2) Mark Smith and I have been trying to figure out more about Nagonabe, who was Chief of the Cat Head band when Reverend Smith visited in 1848 and became associated with Wakazooville. But there was no Cat Head band in 1839, and the only person with that name on that annuity list was a member of the Manistee band, of which Kewaygooscum was chief. Nagonabe had signed the 1836 assent, identified as from Grand Traverse. Reverend Smith noted for May 7, 1851: “Went to Nagonabes to see about the difficulty between him and Kewaguiskum—he said he did not know that Kewaquiskum struck him—perhaps he said he fell into the fire, he said he had no hard feelings toward him—he was not badly hurt…report says he is going to kill Kewaquiskum then he & his Band flee to Canada but he denies any evil intention.” In 1854 Nagonabe’s departure for Canada was one of the death blows to Wakazooville. Kewaquiskum must also have gone to Canada, because Smith’s entry for October 21, 1857, reads: “entered the selection of Kewaquiscum Chief of Manistee Band & 2 or 3 of his people   they have lately returned from Canada.” So, this is where historians sometimes need to speculate (speculations are not facts!). My speculation is that Nagonabe was the leader of a splinter faction of the Manistee Band and there was bad blood between him and the chief. Splits within bands, leading to the formation of new bands, were commonplace.
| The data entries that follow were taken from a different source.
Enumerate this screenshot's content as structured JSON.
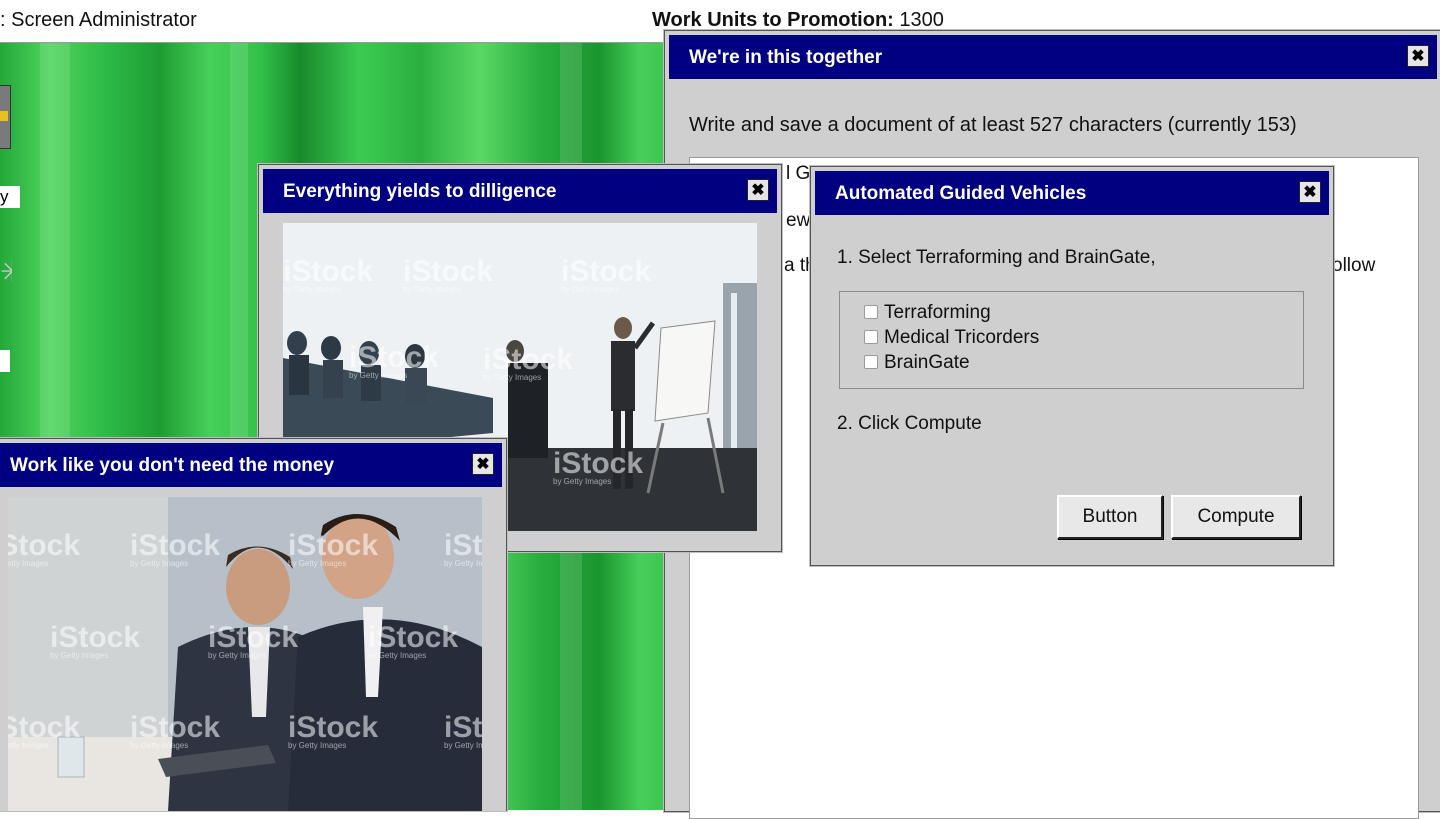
{
  "topbar": {
    "title": ": Screen Administrator",
    "units_label": "Work Units to Promotion:",
    "units_value": "1300"
  },
  "desktop": {
    "label_fragment": "y"
  },
  "windows": {
    "together": {
      "title": "We're in this together",
      "description": "Write and save a document of at least 527 characters (currently 153)",
      "doc_fragments": [
        "l G",
        "ew",
        "a th",
        "ollow"
      ]
    },
    "dilligence": {
      "title": "Everything yields to dilligence",
      "watermark": "iStock",
      "watermark_sub": "by Getty Images"
    },
    "money": {
      "title": "Work like you don't need the money",
      "watermark": "iStock",
      "watermark_sub": "by Getty Images"
    },
    "agv": {
      "title": "Automated Guided Vehicles",
      "step1": "1. Select Terraforming and BrainGate,",
      "options": [
        {
          "label": "Terraforming",
          "checked": false
        },
        {
          "label": "Medical Tricorders",
          "checked": false
        },
        {
          "label": "BrainGate",
          "checked": false
        }
      ],
      "step2": "2. Click Compute",
      "button_label": "Button",
      "compute_label": "Compute"
    }
  },
  "close_glyph": "✖",
  "colors": {
    "titlebar": "#010080",
    "window_bg": "#cfcfcf",
    "desktop_green": "#2ab240"
  }
}
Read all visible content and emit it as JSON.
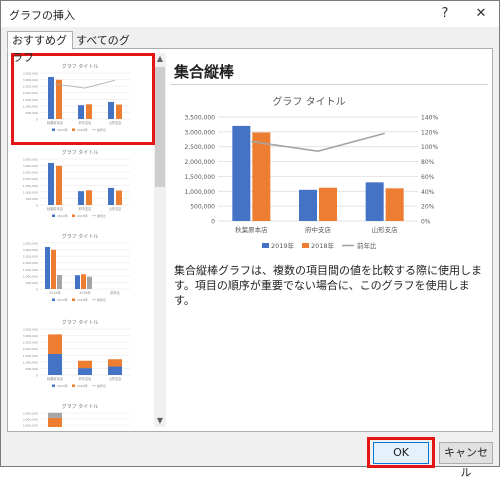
{
  "window": {
    "title": "グラフの挿入",
    "help_icon": "?",
    "close_icon": "✕"
  },
  "tabs": [
    {
      "label": "おすすめグラフ",
      "active": true
    },
    {
      "label": "すべてのグラフ",
      "active": false
    }
  ],
  "thumbnails": [
    {
      "title": "グラフ タイトル",
      "kind": "clustered-column-with-line",
      "selected": true
    },
    {
      "title": "グラフ タイトル",
      "kind": "clustered-column"
    },
    {
      "title": "グラフ タイトル",
      "kind": "clustered-column-by-year"
    },
    {
      "title": "グラフ タイトル",
      "kind": "stacked-column"
    },
    {
      "title": "グラフ タイトル",
      "kind": "stacked-column-2"
    }
  ],
  "thumbnail_axis_labels": [
    "3,500,000",
    "3,000,000",
    "2,500,000",
    "2,000,000",
    "1,500,000",
    "1,000,000",
    "500,000",
    "0"
  ],
  "thumbnail_year_categories": [
    "2019年",
    "2018年",
    "前年比"
  ],
  "main": {
    "chart_type_title": "集合縦棒",
    "description": "集合縦棒グラフは、複数の項目間の値を比較する際に使用します。項目の順序が重要でない場合に、このグラフを使用します。"
  },
  "chart_data": {
    "type": "bar",
    "title": "グラフ タイトル",
    "categories": [
      "秋葉原本店",
      "府中支店",
      "山形支店"
    ],
    "series": [
      {
        "name": "2019年",
        "type": "bar",
        "axis": "left",
        "color": "#4472c4",
        "values": [
          3200000,
          1050000,
          1300000
        ]
      },
      {
        "name": "2018年",
        "type": "bar",
        "axis": "left",
        "color": "#ed7d31",
        "values": [
          2980000,
          1120000,
          1100000
        ]
      },
      {
        "name": "前年比",
        "type": "line",
        "axis": "right",
        "color": "#a5a5a5",
        "values": [
          1.07,
          0.94,
          1.18
        ]
      }
    ],
    "ylim": [
      0,
      3500000
    ],
    "y_ticks": [
      "3,500,000",
      "3,000,000",
      "2,500,000",
      "2,000,000",
      "1,500,000",
      "1,000,000",
      "500,000",
      "0"
    ],
    "y2lim": [
      0,
      1.4
    ],
    "y2_ticks": [
      "140%",
      "120%",
      "100%",
      "80%",
      "60%",
      "40%",
      "20%",
      "0%"
    ],
    "grid": true,
    "legend": "bottom"
  },
  "buttons": {
    "ok": "OK",
    "cancel": "キャンセル"
  },
  "colors": {
    "blue": "#4472c4",
    "orange": "#ed7d31",
    "gray": "#a5a5a5",
    "highlight": "#e41515"
  }
}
3) Enjoy the spat between the Johnstons and Dougherty (and his Presbyterian allies). Spoiler alert! William later sends his daughter (paying tuition) to Grove Hill. In the late 1850s, William, in need of a job, goes after his buddy Augustin Hamlin and his white wife, who did not speak “Indian,” was hired as a teacher.

4) Dougherty (virulently antagonistic to Papists) was moved from Old to New Mission in the Eagle, which I believe must be the schooner belonging to ardent Catholic, Peshabe. Despite chiefs and many others of Grand Traverse bands having signed a petition complaining of how, with their money, priests and ministers had bought land in their own names, apparently the first annuity funded purchase at New Mission (not just of mission property) was registered as by Walter Lowrie.

5) In 1856, a translation into Ojibwe of the entire New Testament was published. One impact seems to have been that Dougherty lost control of the message.

6) A. J. Blackbird took to using that as his official name. Folks at Grand Traverse knew him as Jackson Makaté-binési (modern orthography). He seems to have been the instigator behind petitions in the aftermath of the 1855 treaty seeking changes to education and was in need of a job.